Released as a single ahead of the album, ‘Thruster’ is a little more commercial, without actually being commercial, if that makes sense. It features a similar galloping groove to bits of ‘Pagan Ritual’ but uses that very differently to underscore a big 70s rocker where the jagged rhythms are regularly intercut with a melody that sounds as if it were derived from a 50s horror movie. Before long, the whole band appears to be having a great time cutting loose on something that sounds like Ruby The Hatchet getting lost in a proto-stoner soundscape, but the addition of an old fashioned lead guitar break and more evidence of Taylor’s natural affinity with a very strident vocal suggest the makings of an instant fan favourite. In a complete change of mood, ‘Last Saga’ drops some purer blues where crying lead guitars are more of the Taste variety, and in a turn at the mic, drummer Owen offers a really strong vocal that draws from some more great 70s stock, as he sings with passion and clarity between the riffs. When heard in harmony with Taylor for the second verse, it really brings Ruby’s classic influences to the surface, and although the stoner/doom crowd might well find this a little light, there’s no denying it’s melodic strengths. Finally, ‘Amor Gravis’ closes a brilliant album with a complex workout that takes metal tinged riffs and alternates them with slow, moody blues passages, effectively bringing both spheres of the Hatchet sound together. When going at full pelt, the tune places busy snare drums against a really dirty guitar, working a riff that occasionally sounds like a cross between ‘Born To Be Wild’ meeting with something from Judas Priest’s ‘Killing Machine’ LP. When slowing down, the Sabbath-esque blues allows Taylor to soar once more, but whichever way you approach it, it has a real heart that beats incredibly strongly throughout.

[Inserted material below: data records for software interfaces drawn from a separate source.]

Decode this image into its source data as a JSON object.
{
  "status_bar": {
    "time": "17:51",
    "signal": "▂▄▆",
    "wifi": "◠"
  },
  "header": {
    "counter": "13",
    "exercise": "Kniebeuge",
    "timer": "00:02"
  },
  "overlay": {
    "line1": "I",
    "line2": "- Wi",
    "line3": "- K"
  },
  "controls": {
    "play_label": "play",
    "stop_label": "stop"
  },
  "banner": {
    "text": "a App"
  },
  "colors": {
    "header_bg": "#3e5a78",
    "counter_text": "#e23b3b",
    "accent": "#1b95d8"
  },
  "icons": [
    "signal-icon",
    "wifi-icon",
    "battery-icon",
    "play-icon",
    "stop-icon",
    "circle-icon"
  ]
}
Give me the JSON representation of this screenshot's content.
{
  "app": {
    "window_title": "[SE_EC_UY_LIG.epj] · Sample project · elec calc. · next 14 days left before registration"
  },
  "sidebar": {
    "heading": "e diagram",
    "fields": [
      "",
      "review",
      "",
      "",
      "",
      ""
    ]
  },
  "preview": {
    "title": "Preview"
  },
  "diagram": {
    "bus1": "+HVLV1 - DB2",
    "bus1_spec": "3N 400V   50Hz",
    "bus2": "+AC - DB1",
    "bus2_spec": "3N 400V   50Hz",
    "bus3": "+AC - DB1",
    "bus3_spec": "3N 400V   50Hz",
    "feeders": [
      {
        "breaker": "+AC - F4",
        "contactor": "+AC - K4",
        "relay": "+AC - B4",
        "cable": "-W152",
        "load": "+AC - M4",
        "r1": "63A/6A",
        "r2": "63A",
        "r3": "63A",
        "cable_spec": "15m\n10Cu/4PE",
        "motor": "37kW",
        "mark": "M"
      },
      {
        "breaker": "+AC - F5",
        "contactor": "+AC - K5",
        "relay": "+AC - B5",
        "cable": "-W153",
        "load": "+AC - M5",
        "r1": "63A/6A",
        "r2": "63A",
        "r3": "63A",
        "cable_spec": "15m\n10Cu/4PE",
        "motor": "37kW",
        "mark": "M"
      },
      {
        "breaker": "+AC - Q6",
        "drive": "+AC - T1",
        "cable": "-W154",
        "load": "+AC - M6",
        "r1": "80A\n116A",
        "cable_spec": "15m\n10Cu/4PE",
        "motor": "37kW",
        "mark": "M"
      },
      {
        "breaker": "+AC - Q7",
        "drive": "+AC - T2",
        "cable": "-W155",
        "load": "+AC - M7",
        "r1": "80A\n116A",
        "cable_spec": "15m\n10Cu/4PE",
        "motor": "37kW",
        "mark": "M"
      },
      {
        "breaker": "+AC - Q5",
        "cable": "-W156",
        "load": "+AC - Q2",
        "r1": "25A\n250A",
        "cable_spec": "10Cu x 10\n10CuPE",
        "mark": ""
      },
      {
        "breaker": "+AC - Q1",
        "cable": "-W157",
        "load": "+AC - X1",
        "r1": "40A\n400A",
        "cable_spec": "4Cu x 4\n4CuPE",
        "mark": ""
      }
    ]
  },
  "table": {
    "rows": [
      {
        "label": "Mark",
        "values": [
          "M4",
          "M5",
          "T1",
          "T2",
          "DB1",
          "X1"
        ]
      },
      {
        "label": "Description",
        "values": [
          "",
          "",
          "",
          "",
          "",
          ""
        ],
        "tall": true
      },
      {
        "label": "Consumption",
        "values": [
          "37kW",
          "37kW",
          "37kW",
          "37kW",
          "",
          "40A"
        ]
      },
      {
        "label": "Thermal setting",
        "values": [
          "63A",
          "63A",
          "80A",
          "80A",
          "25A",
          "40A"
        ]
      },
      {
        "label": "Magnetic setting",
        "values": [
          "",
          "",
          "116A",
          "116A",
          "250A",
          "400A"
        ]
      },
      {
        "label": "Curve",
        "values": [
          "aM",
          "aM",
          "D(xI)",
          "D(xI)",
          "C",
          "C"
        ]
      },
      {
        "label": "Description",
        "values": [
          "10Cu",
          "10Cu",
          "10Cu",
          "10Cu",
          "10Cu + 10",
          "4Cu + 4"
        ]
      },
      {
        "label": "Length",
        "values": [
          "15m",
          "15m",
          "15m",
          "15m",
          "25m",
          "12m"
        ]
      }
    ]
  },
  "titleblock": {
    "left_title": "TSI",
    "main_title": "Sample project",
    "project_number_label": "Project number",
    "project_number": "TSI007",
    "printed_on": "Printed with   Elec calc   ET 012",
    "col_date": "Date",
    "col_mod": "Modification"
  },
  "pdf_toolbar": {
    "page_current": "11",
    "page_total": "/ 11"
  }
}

For those who jumped on board with ‘Valley of The Snake’, ‘Fear…’ is an album that really won’t disappoint. Its forty minute playing time evokes the best of the 70s rock and metal boom, but as before, it presents a band who’ve brought their own talents and interesting twists to a classic, groove laden sound. It’s a worthy successor to ‘Planetary Space Child’, and has plenty in common with Ruby The Hatchet’s past, but at the same time, very much looks forward. It’s the sound of a band who’ve now reached maturity and sound capable of reaching an even bigger fan base. An essential disc.